> **YOUR GOAL**:
Omitting every picture, output the records below exactly, please.

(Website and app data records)
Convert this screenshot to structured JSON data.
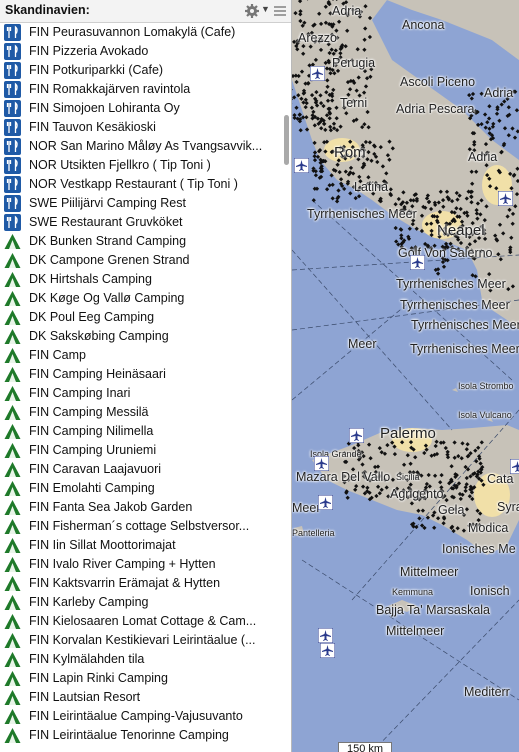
{
  "sidebar": {
    "title": "Skandinavien:",
    "items": [
      {
        "icon": "restaurant-icon",
        "label": "FIN Peurasuvannon Lomakylä (Cafe)"
      },
      {
        "icon": "restaurant-icon",
        "label": "FIN Pizzeria Avokado"
      },
      {
        "icon": "restaurant-icon",
        "label": "FIN Potkuriparkki (Cafe)"
      },
      {
        "icon": "restaurant-icon",
        "label": "FIN Romakkajärven ravintola"
      },
      {
        "icon": "restaurant-icon",
        "label": "FIN Simojoen Lohiranta Oy"
      },
      {
        "icon": "restaurant-icon",
        "label": "FIN Tauvon Kesäkioski"
      },
      {
        "icon": "restaurant-icon",
        "label": "NOR San Marino Måløy As Tvangsavvik..."
      },
      {
        "icon": "restaurant-icon",
        "label": "NOR Utsikten Fjellkro ( Tip Toni )"
      },
      {
        "icon": "restaurant-icon",
        "label": "NOR Vestkapp Restaurant ( Tip Toni )"
      },
      {
        "icon": "restaurant-icon",
        "label": "SWE Piilijärvi Camping Rest"
      },
      {
        "icon": "restaurant-icon",
        "label": "SWE Restaurant Gruvköket"
      },
      {
        "icon": "camping-icon",
        "label": "DK Bunken Strand Camping"
      },
      {
        "icon": "camping-icon",
        "label": "DK Campone Grenen Strand"
      },
      {
        "icon": "camping-icon",
        "label": "DK Hirtshals Camping"
      },
      {
        "icon": "camping-icon",
        "label": "DK Køge Og Vallø Camping"
      },
      {
        "icon": "camping-icon",
        "label": "DK Poul Eeg Camping"
      },
      {
        "icon": "camping-icon",
        "label": "DK Sakskøbing Camping"
      },
      {
        "icon": "camping-icon",
        "label": "FIN Camp"
      },
      {
        "icon": "camping-icon",
        "label": "FIN Camping Heinäsaari"
      },
      {
        "icon": "camping-icon",
        "label": "FIN Camping Inari"
      },
      {
        "icon": "camping-icon",
        "label": "FIN Camping Messilä"
      },
      {
        "icon": "camping-icon",
        "label": "FIN Camping Nilimella"
      },
      {
        "icon": "camping-icon",
        "label": "FIN Camping Uruniemi"
      },
      {
        "icon": "camping-icon",
        "label": "FIN Caravan Laajavuori"
      },
      {
        "icon": "camping-icon",
        "label": "FIN Emolahti Camping"
      },
      {
        "icon": "camping-icon",
        "label": "FIN Fanta Sea Jakob Garden"
      },
      {
        "icon": "camping-icon",
        "label": "FIN Fisherman´s cottage Selbstversor..."
      },
      {
        "icon": "camping-icon",
        "label": "FIN Iin Sillat Moottorimajat"
      },
      {
        "icon": "camping-icon",
        "label": "FIN Ivalo River Camping + Hytten"
      },
      {
        "icon": "camping-icon",
        "label": "FIN Kaktsvarrin Erämajat & Hytten"
      },
      {
        "icon": "camping-icon",
        "label": "FIN Karleby Camping"
      },
      {
        "icon": "camping-icon",
        "label": "FIN Kielosaaren Lomat Cottage & Cam..."
      },
      {
        "icon": "camping-icon",
        "label": "FIN Korvalan Kestikievari Leirintäalue (..."
      },
      {
        "icon": "camping-icon",
        "label": "FIN Kylmälahden tila"
      },
      {
        "icon": "camping-icon",
        "label": "FIN Lapin Rinki Camping"
      },
      {
        "icon": "camping-icon",
        "label": "FIN Lautsian Resort"
      },
      {
        "icon": "camping-icon",
        "label": "FIN Leirintäalue Camping-Vajusuvanto"
      },
      {
        "icon": "camping-icon",
        "label": "FIN Leirintäalue Tenorinne Camping"
      }
    ]
  },
  "map": {
    "labels": {
      "adria_top": "Adria",
      "ancona": "Ancona",
      "arezzo": "Arezzo",
      "perugia": "Perugia",
      "ascoli": "Ascoli Piceno",
      "terni": "Terni",
      "adria_pescara": "Adria Pescara",
      "adria_right": "Adria",
      "rom": "Rom",
      "adria_mid": "Adria",
      "latina": "Latina",
      "tyrr1": "Tyrrhenisches Meer",
      "neapel": "Neapel",
      "golf": "Golf Von Salerno",
      "tyrr2": "Tyrrhenisches Meer",
      "tyrr3": "Tyrrhenisches Meer",
      "tyrr4": "Tyrrhenisches Meer",
      "tyrr5": "Tyrrhenisches Meer",
      "meer_left": "Meer",
      "isola_stromboli": "Isola Strombo",
      "isola_vulcano": "Isola Vulcano",
      "palermo": "Palermo",
      "isola_grande": "Isola Grande",
      "mazara": "Mazara Del Vallo",
      "sicilia": "Sicilia",
      "cata": "Cata",
      "agrigento": "Agrigento",
      "meer_left2": "Meer",
      "gela": "Gela",
      "syra": "Syra",
      "modica": "Modica",
      "pantelleria": "Pantelleria",
      "ionisches": "Ionisches Me",
      "mittelmeer1": "Mittelmeer",
      "kemmuna": "Kemmuna",
      "ionisch2": "Ionisch",
      "bajja": "Bajja Ta' Marsaskala",
      "mittelmeer2": "Mittelmeer",
      "mittelmeer3": "Mediterr"
    },
    "scale_label": "150 km",
    "colors": {
      "sea": "#8ea4d3",
      "land": "#c7c2b8",
      "city": "#f1e0a8",
      "poi_dot": "#111111",
      "airport": "#2a3a8c"
    }
  }
}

> **ANSWER BELOW**:
Convert this screenshot to structured JSON data.
{
  "sidebar": {
    "title": "Skandinavien:",
    "items": [
      {
        "icon": "restaurant-icon",
        "label": "FIN Peurasuvannon Lomakylä (Cafe)"
      },
      {
        "icon": "restaurant-icon",
        "label": "FIN Pizzeria Avokado"
      },
      {
        "icon": "restaurant-icon",
        "label": "FIN Potkuriparkki (Cafe)"
      },
      {
        "icon": "restaurant-icon",
        "label": "FIN Romakkajärven ravintola"
      },
      {
        "icon": "restaurant-icon",
        "label": "FIN Simojoen Lohiranta Oy"
      },
      {
        "icon": "restaurant-icon",
        "label": "FIN Tauvon Kesäkioski"
      },
      {
        "icon": "restaurant-icon",
        "label": "NOR San Marino Måløy As Tvangsavvik..."
      },
      {
        "icon": "restaurant-icon",
        "label": "NOR Utsikten Fjellkro ( Tip Toni )"
      },
      {
        "icon": "restaurant-icon",
        "label": "NOR Vestkapp Restaurant ( Tip Toni )"
      },
      {
        "icon": "restaurant-icon",
        "label": "SWE Piilijärvi Camping Rest"
      },
      {
        "icon": "restaurant-icon",
        "label": "SWE Restaurant Gruvköket"
      },
      {
        "icon": "camping-icon",
        "label": "DK Bunken Strand Camping"
      },
      {
        "icon": "camping-icon",
        "label": "DK Campone Grenen Strand"
      },
      {
        "icon": "camping-icon",
        "label": "DK Hirtshals Camping"
      },
      {
        "icon": "camping-icon",
        "label": "DK Køge Og Vallø Camping"
      },
      {
        "icon": "camping-icon",
        "label": "DK Poul Eeg Camping"
      },
      {
        "icon": "camping-icon",
        "label": "DK Sakskøbing Camping"
      },
      {
        "icon": "camping-icon",
        "label": "FIN Camp"
      },
      {
        "icon": "camping-icon",
        "label": "FIN Camping Heinäsaari"
      },
      {
        "icon": "camping-icon",
        "label": "FIN Camping Inari"
      },
      {
        "icon": "camping-icon",
        "label": "FIN Camping Messilä"
      },
      {
        "icon": "camping-icon",
        "label": "FIN Camping Nilimella"
      },
      {
        "icon": "camping-icon",
        "label": "FIN Camping Uruniemi"
      },
      {
        "icon": "camping-icon",
        "label": "FIN Caravan Laajavuori"
      },
      {
        "icon": "camping-icon",
        "label": "FIN Emolahti Camping"
      },
      {
        "icon": "camping-icon",
        "label": "FIN Fanta Sea Jakob Garden"
      },
      {
        "icon": "camping-icon",
        "label": "FIN Fisherman´s cottage Selbstversor..."
      },
      {
        "icon": "camping-icon",
        "label": "FIN Iin Sillat Moottorimajat"
      },
      {
        "icon": "camping-icon",
        "label": "FIN Ivalo River Camping + Hytten"
      },
      {
        "icon": "camping-icon",
        "label": "FIN Kaktsvarrin Erämajat & Hytten"
      },
      {
        "icon": "camping-icon",
        "label": "FIN Karleby Camping"
      },
      {
        "icon": "camping-icon",
        "label": "FIN Kielosaaren Lomat Cottage & Cam..."
      },
      {
        "icon": "camping-icon",
        "label": "FIN Korvalan Kestikievari Leirintäalue (..."
      },
      {
        "icon": "camping-icon",
        "label": "FIN Kylmälahden tila"
      },
      {
        "icon": "camping-icon",
        "label": "FIN Lapin Rinki Camping"
      },
      {
        "icon": "camping-icon",
        "label": "FIN Lautsian Resort"
      },
      {
        "icon": "camping-icon",
        "label": "FIN Leirintäalue Camping-Vajusuvanto"
      },
      {
        "icon": "camping-icon",
        "label": "FIN Leirintäalue Tenorinne Camping"
      }
    ]
  },
  "map": {
    "labels": {
      "adria_top": "Adria",
      "ancona": "Ancona",
      "arezzo": "Arezzo",
      "perugia": "Perugia",
      "ascoli": "Ascoli Piceno",
      "terni": "Terni",
      "adria_pescara": "Adria Pescara",
      "adria_right": "Adria",
      "rom": "Rom",
      "adria_mid": "Adria",
      "latina": "Latina",
      "tyrr1": "Tyrrhenisches Meer",
      "neapel": "Neapel",
      "golf": "Golf Von Salerno",
      "tyrr2": "Tyrrhenisches Meer",
      "tyrr3": "Tyrrhenisches Meer",
      "tyrr4": "Tyrrhenisches Meer",
      "tyrr5": "Tyrrhenisches Meer",
      "meer_left": "Meer",
      "isola_stromboli": "Isola Strombo",
      "isola_vulcano": "Isola Vulcano",
      "palermo": "Palermo",
      "isola_grande": "Isola Grande",
      "mazara": "Mazara Del Vallo",
      "sicilia": "Sicilia",
      "cata": "Cata",
      "agrigento": "Agrigento",
      "meer_left2": "Meer",
      "gela": "Gela",
      "syra": "Syra",
      "modica": "Modica",
      "pantelleria": "Pantelleria",
      "ionisches": "Ionisches Me",
      "mittelmeer1": "Mittelmeer",
      "kemmuna": "Kemmuna",
      "ionisch2": "Ionisch",
      "bajja": "Bajja Ta' Marsaskala",
      "mittelmeer2": "Mittelmeer",
      "mittelmeer3": "Mediterr"
    },
    "scale_label": "150 km",
    "colors": {
      "sea": "#8ea4d3",
      "land": "#c7c2b8",
      "city": "#f1e0a8",
      "poi_dot": "#111111",
      "airport": "#2a3a8c"
    }
  }
}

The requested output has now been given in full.